Buddy says he buried Spur under a favored oak tree in the pasture, where he always walked after being fed. Buddy didn’t know he had broken his leg until the next day, when he visited Vero Beach orthopaedic surgeon Ron Robinson, who had been treating Buddy for a torn cartilage suffered when a cow hooked him in May.

The loss of Spur was the first in a series of deaths recently experienced by Buddy. Buddy’s sister, Ernestine, died in a car wreck in Georgia two days after Spur’s death. And then Buttercup, a Charlais-Herford-Angus cross that was the last in the herd Buddy shared with Junior, died about three weeks ago.

Junior and Buddy Mills are being featured in the Cow Creek Chronicles series appearing in Indian River Magazine. Buddy and Spur were photographed during an interview last January. The series follows Cow Creek Ranch, where Junior cowboyed and lived with his family from 1970 to 1977.

Buddy says 37 years is an unusually long time for a horse to live. In his experience, Buddy says most ranch horses live 25 to 28 years.
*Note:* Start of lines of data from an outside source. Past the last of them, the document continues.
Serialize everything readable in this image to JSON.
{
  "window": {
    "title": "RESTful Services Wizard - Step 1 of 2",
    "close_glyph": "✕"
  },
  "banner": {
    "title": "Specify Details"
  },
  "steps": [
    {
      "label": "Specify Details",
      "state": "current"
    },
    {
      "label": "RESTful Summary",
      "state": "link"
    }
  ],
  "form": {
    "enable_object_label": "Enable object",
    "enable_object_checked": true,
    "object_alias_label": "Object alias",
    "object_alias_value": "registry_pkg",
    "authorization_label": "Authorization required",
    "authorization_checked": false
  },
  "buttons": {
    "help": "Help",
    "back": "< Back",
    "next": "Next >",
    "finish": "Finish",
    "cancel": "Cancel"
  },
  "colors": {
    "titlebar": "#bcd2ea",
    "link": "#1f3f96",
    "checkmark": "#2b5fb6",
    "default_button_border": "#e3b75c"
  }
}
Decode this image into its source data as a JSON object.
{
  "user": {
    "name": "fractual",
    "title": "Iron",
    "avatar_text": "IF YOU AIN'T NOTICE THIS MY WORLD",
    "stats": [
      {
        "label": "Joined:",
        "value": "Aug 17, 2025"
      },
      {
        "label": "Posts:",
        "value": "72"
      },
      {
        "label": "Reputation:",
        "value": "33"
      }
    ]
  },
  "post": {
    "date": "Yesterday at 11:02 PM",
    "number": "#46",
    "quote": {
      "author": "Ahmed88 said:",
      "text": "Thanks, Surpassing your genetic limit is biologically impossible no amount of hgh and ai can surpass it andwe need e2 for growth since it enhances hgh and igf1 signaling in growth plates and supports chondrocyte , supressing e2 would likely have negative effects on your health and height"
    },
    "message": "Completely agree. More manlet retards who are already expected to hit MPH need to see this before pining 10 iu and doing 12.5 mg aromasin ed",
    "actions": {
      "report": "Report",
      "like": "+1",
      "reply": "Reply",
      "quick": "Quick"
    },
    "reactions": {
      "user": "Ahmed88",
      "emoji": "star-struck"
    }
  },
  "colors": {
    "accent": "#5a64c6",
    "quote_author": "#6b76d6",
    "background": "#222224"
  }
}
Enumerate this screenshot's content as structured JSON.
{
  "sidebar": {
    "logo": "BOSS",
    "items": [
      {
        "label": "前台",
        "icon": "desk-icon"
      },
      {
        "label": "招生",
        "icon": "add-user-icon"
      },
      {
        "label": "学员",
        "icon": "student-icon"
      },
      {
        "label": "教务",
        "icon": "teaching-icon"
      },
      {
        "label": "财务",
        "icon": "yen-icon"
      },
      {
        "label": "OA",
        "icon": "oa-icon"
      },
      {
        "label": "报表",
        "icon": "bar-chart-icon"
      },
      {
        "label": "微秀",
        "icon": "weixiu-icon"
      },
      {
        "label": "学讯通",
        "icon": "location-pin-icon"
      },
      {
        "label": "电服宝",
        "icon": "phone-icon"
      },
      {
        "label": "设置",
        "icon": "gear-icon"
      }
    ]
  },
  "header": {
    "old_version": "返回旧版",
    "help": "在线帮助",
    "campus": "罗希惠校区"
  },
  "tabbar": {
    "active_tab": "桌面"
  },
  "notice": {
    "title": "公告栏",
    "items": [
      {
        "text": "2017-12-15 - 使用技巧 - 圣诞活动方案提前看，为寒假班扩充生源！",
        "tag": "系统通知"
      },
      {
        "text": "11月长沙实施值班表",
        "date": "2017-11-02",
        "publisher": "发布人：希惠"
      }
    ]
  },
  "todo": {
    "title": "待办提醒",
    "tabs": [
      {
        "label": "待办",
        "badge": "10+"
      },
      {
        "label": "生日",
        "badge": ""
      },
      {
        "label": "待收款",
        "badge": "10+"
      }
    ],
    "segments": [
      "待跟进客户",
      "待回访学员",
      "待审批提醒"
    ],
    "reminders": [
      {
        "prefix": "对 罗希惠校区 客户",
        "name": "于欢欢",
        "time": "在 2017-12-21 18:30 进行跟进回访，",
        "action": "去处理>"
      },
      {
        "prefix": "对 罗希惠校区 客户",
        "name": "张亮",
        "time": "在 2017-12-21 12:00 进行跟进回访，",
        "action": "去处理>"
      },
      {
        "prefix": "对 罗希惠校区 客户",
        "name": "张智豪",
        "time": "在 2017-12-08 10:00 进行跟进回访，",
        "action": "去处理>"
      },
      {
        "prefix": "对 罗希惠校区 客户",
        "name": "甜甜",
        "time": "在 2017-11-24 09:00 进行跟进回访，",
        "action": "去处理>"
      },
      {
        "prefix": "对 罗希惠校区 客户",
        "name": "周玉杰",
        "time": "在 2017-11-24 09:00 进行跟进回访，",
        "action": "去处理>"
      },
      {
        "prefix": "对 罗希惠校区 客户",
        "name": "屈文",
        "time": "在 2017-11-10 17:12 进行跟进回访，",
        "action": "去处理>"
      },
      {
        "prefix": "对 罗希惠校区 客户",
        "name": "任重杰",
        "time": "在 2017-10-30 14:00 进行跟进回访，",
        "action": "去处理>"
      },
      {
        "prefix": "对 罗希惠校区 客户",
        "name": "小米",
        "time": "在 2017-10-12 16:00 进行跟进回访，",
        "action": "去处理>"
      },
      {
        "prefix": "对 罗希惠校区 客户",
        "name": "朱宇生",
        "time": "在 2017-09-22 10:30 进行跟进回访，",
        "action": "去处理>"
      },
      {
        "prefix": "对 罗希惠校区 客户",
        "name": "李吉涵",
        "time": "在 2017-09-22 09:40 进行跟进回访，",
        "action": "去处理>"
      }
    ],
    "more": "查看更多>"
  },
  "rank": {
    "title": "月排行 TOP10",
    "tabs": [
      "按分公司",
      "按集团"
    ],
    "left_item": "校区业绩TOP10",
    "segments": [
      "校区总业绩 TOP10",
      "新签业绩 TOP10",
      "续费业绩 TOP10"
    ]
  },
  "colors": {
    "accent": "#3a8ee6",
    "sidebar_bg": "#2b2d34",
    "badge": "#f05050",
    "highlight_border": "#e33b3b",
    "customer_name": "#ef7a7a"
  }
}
Spur both knew how to take care of himself and at the same time received great care, he says.

“I don’t know words or adjectives to describe the horse but he was just one of a kind,’’ Buddy says. “There’s a lot of horses like that but I’ve never had one like him before and I’ve yet to have one since."

Sept. 20, 2022


Listen to the podcast here

Get the Cow Creek Chronicles series

Read the series to date online:

Part 1

Frank Raulerson creates Cow Creek Ranch and develops his granddaughter, Jo Ann, to take it over.

Part 2

Jo Ann and her husband, Tommy, take over the ranch in 1954 when Frank Raulerson dies.
Writer and publisher Gregory Enns shares his link to Cow Creek Ranch.

Part 3

Publishes in October 2022

Part 4

Publishes in November 2022

Please follow and like us:
Follow by Email